*** Provided material ***

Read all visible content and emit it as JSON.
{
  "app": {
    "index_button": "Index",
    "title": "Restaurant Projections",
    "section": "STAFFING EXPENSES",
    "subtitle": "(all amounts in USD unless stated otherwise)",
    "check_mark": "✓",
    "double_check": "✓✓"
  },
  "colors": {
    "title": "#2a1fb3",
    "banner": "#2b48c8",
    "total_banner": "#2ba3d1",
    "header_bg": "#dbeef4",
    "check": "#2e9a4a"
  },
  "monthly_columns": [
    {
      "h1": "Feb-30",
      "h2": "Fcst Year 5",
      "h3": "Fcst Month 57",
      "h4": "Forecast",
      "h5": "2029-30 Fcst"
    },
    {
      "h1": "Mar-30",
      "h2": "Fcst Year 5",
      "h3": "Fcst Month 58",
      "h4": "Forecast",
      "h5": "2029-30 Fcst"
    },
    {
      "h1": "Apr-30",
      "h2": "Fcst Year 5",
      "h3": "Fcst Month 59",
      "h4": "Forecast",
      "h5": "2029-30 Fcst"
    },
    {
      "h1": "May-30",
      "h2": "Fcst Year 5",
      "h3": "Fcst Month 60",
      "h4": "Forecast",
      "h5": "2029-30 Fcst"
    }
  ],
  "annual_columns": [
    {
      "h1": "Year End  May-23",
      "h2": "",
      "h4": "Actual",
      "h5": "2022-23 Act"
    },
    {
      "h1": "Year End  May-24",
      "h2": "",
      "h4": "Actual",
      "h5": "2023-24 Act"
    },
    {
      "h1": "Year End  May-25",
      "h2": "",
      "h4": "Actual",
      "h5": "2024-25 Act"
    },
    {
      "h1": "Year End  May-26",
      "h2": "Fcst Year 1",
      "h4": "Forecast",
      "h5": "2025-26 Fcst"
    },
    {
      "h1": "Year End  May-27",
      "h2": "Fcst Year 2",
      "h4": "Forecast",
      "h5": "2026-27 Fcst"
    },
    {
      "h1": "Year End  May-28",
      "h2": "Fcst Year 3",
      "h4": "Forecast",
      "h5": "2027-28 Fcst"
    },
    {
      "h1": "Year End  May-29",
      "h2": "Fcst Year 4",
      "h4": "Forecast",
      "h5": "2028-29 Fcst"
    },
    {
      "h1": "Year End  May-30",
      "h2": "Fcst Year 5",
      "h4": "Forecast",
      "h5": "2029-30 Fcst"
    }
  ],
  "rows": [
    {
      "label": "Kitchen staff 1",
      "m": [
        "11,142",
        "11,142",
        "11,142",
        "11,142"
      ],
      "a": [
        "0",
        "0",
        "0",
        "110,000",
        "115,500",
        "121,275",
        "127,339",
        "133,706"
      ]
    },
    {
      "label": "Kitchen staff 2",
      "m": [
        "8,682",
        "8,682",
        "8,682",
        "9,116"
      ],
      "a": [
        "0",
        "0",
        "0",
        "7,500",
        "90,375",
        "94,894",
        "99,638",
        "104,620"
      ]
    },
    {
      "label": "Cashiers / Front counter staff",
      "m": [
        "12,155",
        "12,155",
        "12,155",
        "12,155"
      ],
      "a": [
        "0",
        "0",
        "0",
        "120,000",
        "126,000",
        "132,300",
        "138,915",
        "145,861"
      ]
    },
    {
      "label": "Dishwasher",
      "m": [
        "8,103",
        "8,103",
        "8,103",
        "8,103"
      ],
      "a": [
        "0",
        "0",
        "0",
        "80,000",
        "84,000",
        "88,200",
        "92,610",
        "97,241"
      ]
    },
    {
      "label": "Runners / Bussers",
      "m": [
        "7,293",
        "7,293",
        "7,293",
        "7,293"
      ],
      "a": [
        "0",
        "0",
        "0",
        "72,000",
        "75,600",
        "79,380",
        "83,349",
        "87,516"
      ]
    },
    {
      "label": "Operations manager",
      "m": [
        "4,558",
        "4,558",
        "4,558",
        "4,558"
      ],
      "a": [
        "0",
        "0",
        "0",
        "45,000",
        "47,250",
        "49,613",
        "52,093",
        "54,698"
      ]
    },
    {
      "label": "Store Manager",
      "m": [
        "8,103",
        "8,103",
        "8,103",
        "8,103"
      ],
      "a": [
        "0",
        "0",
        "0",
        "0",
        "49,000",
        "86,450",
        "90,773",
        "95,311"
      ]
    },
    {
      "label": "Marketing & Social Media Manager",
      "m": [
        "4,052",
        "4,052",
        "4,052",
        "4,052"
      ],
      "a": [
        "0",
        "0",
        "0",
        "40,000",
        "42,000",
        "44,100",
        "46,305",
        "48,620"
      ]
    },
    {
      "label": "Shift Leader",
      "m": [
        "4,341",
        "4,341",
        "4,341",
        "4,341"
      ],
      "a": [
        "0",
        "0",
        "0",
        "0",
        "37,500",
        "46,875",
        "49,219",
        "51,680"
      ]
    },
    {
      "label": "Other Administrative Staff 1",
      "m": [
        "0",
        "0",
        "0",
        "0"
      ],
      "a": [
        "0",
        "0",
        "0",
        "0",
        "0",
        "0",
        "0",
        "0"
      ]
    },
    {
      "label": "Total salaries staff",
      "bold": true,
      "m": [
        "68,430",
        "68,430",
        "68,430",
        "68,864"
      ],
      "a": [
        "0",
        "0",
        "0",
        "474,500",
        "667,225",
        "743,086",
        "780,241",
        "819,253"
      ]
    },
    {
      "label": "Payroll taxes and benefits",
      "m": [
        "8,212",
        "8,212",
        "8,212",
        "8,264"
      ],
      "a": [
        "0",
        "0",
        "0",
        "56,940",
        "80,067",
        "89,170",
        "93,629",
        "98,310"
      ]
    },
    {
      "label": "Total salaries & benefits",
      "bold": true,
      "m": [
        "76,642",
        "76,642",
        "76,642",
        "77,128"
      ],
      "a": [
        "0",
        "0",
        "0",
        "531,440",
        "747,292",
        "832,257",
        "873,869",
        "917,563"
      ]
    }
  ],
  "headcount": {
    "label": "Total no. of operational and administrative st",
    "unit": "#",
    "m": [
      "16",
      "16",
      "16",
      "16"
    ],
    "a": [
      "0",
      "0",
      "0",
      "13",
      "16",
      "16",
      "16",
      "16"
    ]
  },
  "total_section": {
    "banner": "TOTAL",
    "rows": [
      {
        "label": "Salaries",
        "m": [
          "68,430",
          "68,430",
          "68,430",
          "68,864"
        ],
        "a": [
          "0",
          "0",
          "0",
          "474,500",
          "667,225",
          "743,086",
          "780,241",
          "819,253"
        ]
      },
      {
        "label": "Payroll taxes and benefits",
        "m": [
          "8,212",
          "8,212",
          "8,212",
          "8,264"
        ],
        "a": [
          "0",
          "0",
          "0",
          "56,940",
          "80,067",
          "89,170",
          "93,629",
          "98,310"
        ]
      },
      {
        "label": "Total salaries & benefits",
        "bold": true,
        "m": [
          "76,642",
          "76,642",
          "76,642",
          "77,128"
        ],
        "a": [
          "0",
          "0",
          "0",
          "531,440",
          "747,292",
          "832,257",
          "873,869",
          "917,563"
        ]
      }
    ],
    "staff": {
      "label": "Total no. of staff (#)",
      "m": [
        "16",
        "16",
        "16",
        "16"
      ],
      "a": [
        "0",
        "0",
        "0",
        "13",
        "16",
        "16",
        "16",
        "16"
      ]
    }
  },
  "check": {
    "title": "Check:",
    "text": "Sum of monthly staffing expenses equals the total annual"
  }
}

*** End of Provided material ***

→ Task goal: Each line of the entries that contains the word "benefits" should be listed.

→ Finished task:
      "label": "Payroll taxes and benefits",
      "label": "Total salaries & benefits",
        "label": "Payroll taxes and benefits",
        "label": "Total salaries & benefits",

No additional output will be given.